-------- Data under study
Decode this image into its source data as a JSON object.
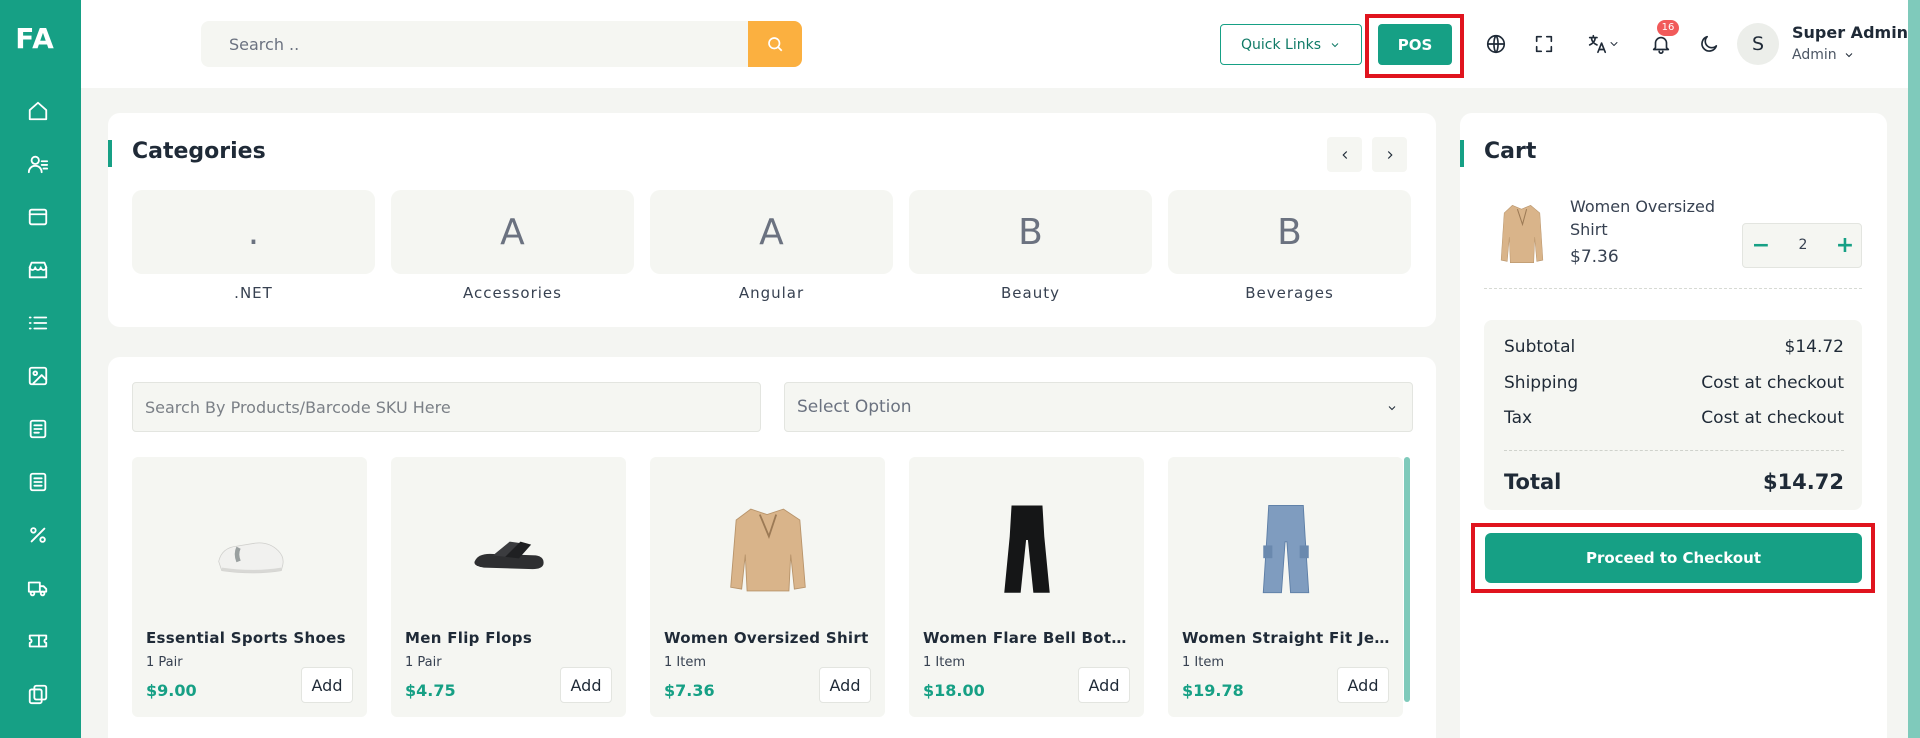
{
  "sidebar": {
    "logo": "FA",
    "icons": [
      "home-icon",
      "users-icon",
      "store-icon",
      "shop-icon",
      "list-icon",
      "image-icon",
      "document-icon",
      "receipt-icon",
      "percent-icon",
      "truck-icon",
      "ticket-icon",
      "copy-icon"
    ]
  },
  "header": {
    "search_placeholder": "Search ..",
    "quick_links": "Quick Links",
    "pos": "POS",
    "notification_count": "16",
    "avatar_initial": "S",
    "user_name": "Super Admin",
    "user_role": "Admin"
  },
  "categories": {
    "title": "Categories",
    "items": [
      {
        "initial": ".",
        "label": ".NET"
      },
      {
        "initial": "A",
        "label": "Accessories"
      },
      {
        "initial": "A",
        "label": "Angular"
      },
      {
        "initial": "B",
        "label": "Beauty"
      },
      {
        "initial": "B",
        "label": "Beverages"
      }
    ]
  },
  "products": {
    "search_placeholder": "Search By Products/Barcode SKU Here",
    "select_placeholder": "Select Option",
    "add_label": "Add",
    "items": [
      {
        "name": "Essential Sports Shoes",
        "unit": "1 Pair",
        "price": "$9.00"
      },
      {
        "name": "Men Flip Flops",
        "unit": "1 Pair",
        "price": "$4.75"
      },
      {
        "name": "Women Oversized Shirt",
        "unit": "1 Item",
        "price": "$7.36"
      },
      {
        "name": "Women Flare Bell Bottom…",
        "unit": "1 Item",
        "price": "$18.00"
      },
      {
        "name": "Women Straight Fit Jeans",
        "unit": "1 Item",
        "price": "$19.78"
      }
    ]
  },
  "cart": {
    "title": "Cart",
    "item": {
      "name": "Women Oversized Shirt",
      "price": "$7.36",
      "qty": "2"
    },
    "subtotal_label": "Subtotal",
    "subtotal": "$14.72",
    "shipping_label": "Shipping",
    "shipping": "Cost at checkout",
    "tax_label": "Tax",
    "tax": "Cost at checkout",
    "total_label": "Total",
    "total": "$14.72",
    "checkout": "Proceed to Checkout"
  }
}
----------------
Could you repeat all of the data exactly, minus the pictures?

Decode this image into its source data as a JSON object.
{
  "sidebar": {
    "logo": "FA",
    "icons": [
      "home-icon",
      "users-icon",
      "store-icon",
      "shop-icon",
      "list-icon",
      "image-icon",
      "document-icon",
      "receipt-icon",
      "percent-icon",
      "truck-icon",
      "ticket-icon",
      "copy-icon"
    ]
  },
  "header": {
    "search_placeholder": "Search ..",
    "quick_links": "Quick Links",
    "pos": "POS",
    "notification_count": "16",
    "avatar_initial": "S",
    "user_name": "Super Admin",
    "user_role": "Admin"
  },
  "categories": {
    "title": "Categories",
    "items": [
      {
        "initial": ".",
        "label": ".NET"
      },
      {
        "initial": "A",
        "label": "Accessories"
      },
      {
        "initial": "A",
        "label": "Angular"
      },
      {
        "initial": "B",
        "label": "Beauty"
      },
      {
        "initial": "B",
        "label": "Beverages"
      }
    ]
  },
  "products": {
    "search_placeholder": "Search By Products/Barcode SKU Here",
    "select_placeholder": "Select Option",
    "add_label": "Add",
    "items": [
      {
        "name": "Essential Sports Shoes",
        "unit": "1 Pair",
        "price": "$9.00"
      },
      {
        "name": "Men Flip Flops",
        "unit": "1 Pair",
        "price": "$4.75"
      },
      {
        "name": "Women Oversized Shirt",
        "unit": "1 Item",
        "price": "$7.36"
      },
      {
        "name": "Women Flare Bell Bottom…",
        "unit": "1 Item",
        "price": "$18.00"
      },
      {
        "name": "Women Straight Fit Jeans",
        "unit": "1 Item",
        "price": "$19.78"
      }
    ]
  },
  "cart": {
    "title": "Cart",
    "item": {
      "name": "Women Oversized Shirt",
      "price": "$7.36",
      "qty": "2"
    },
    "subtotal_label": "Subtotal",
    "subtotal": "$14.72",
    "shipping_label": "Shipping",
    "shipping": "Cost at checkout",
    "tax_label": "Tax",
    "tax": "Cost at checkout",
    "total_label": "Total",
    "total": "$14.72",
    "checkout": "Proceed to Checkout"
  }
}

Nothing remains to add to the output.